    We also take the opportunity, with the kind permission of his widow, Vary Coates, to republish one of his classic pieces on futures. (AC)

    Keywords(s): APF; Compass; 2015; WFS; Conference
  • Cover Image The colors of the system - An interview with Dylan Hendricks
    Abstract:

    The Systems Mythology Toolkit, published in 2014 by the Institute for the Future, is designed to help people understand and analyze the future systems they design and create in terms of their behaviors, incentives, and culture. As the toolkit says, “We cannot build anything without communicating some kind of meaning.” Systems Mythology was developed by the IFTF’s designer Dylan Hendricks, and evolved partly out of the work that the IFTF does with Archetype Scenarios. It is still a work in progress.

    Compass talked to Dylan Hendricks about the rationale, history and future of Systems Mythology.

    Keywords(s): 2015; APF; Compass; Futures Methods; Understanding Methods
  • Cover Image The Foresight Maturity Model - An interview with Terry Grim
    Abstract:

    Terry Grim’s paper, ‘The Foresight Maturity Model (FMM): Achieving Best Practices in the Foresight Field’, won the APF’s Most Significant Futures Works award in 2013, in the category of Works that Advance the Methodology and Practice of Foresight and Futures Studies.
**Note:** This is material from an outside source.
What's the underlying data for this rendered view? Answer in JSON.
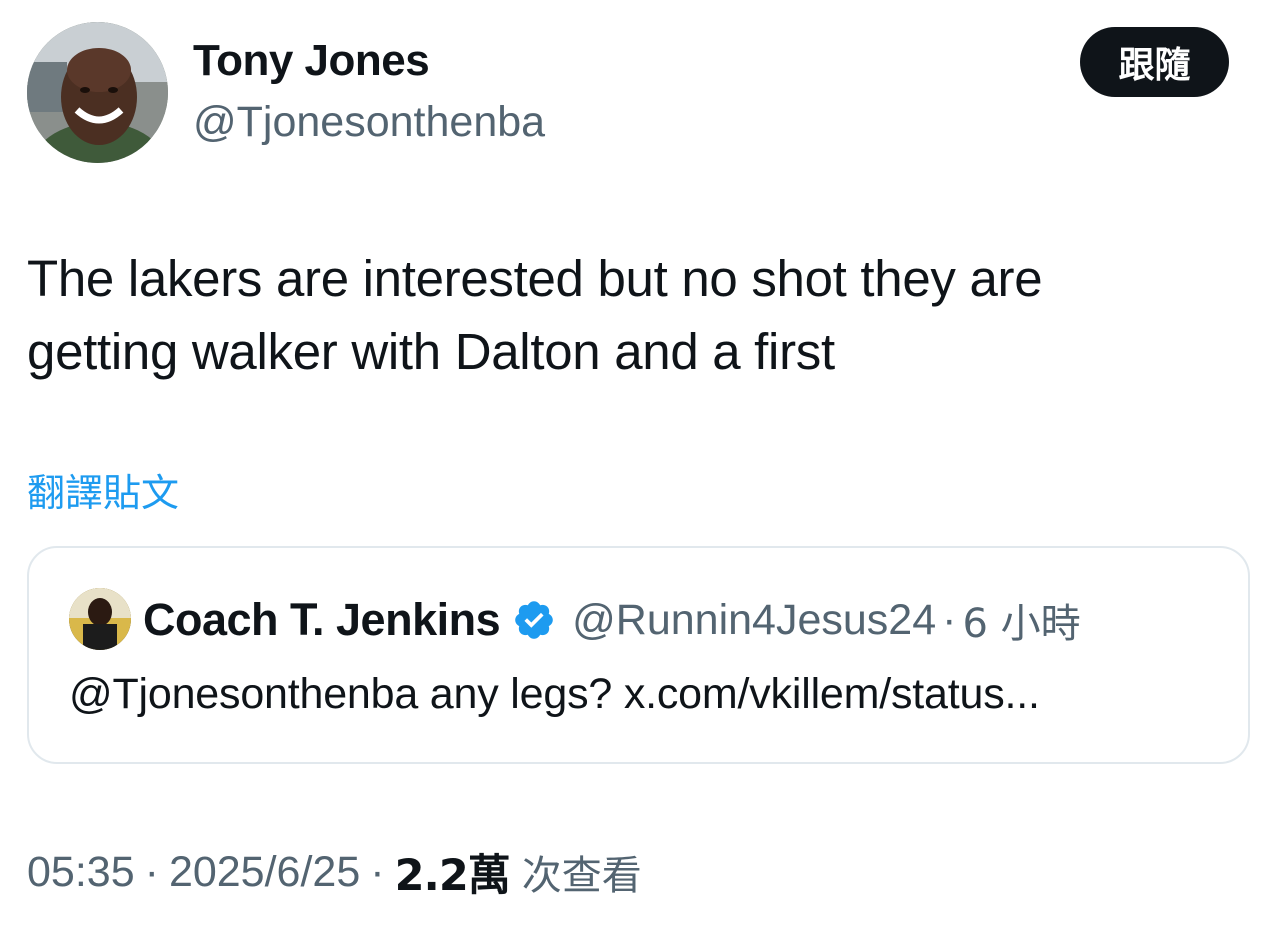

It was first published in the Journal of Futures Studies in 2009, and the full paper can be downloaded from the Journal here.

    The Model, whose framework is based on the Capability Maturity Model used in the software industry, breaks futures practice into six areas: Leadership, Framing, Scanning, Forecasting, Visioning and Planning. Under each there is a number of practices, the detail of which can be found in the JFS article. As companies improve their futures capability, they move through the model (there’s a diagram on the next page).

    Compass talked to Terry about the history of the FMM, her learning from using it, and its future. (AC)

    Keywords(s): 2015; APF; Compass; Futures Methods; Understanding Methods
  • Cover Image The Thing From The Future - by Stuart Candy
    Abstract:

    Stuart Candy, Ph.D. (@futuryst) is a pioneer of experiential futures for strategy, education, activism, and entertainment. The Thing From the Future is available from www.situationlab.org or directly via http://tinyurl.com/futurething.

    Keywords(s): 2015; APF; Compass; Futures Methods; Understanding Methods
  • Cover Image Three Horizons and working with change - by Bill Sharpe
    Abstract:

    This summary of Three Horizons makes use of material from Bill Sharpe’s book, ‘Three Horizons: the patterning of hope’, by permission of International Futures Forum.

    The first published version of a three horizons model was in the management book The Alchemy of Growth (see the references at the end of this article for more information). The idea of using the three horizons as three orientations to the future in the present was introduced in the UK Government’s Intelligent Infrastructure Futures project. The evolution of the approach presented in this book, and its relationship to other futures techniques such as scenario planning, is described in a paper by Andrew Curry and Anthony Hodgson, commended by the APF as a Most Significant Futures Work. Their paper provides a good list of references for those with a technical interest in the futures field. (AC)

    Keywords(s): 2015; APF; Compass; Futures Methods; Understanding Methods
  • Cover Image Working with Verge - by Richard Lum
    Abstract:

    The Verge framework, also known in Europe as the Ethnographic Futures Framework, was developed a decade ago by Richard Lum and Michele Bowman.

    Since then it has found its way into futures practice largely by word of mouth, as practitioners shared it as they collaborated on projects. But there hasn’t been a written account by either of its creators.

    As a futurist who has used Verge regularly as a framework for scenario-building, and has also shared it with colleagues with more of an innovation focus, it has long been a source of frustration that such a valuable tool was so poorly documented.

    I was therefore delighted when Richard Lum agreed to publish in Compass in 2014 the first article on Verge, its history and underlying theory, its methodology, and its application. (AC)

    Keywords(s): 2015; APF; Compass; Futures Methods; Understanding Methods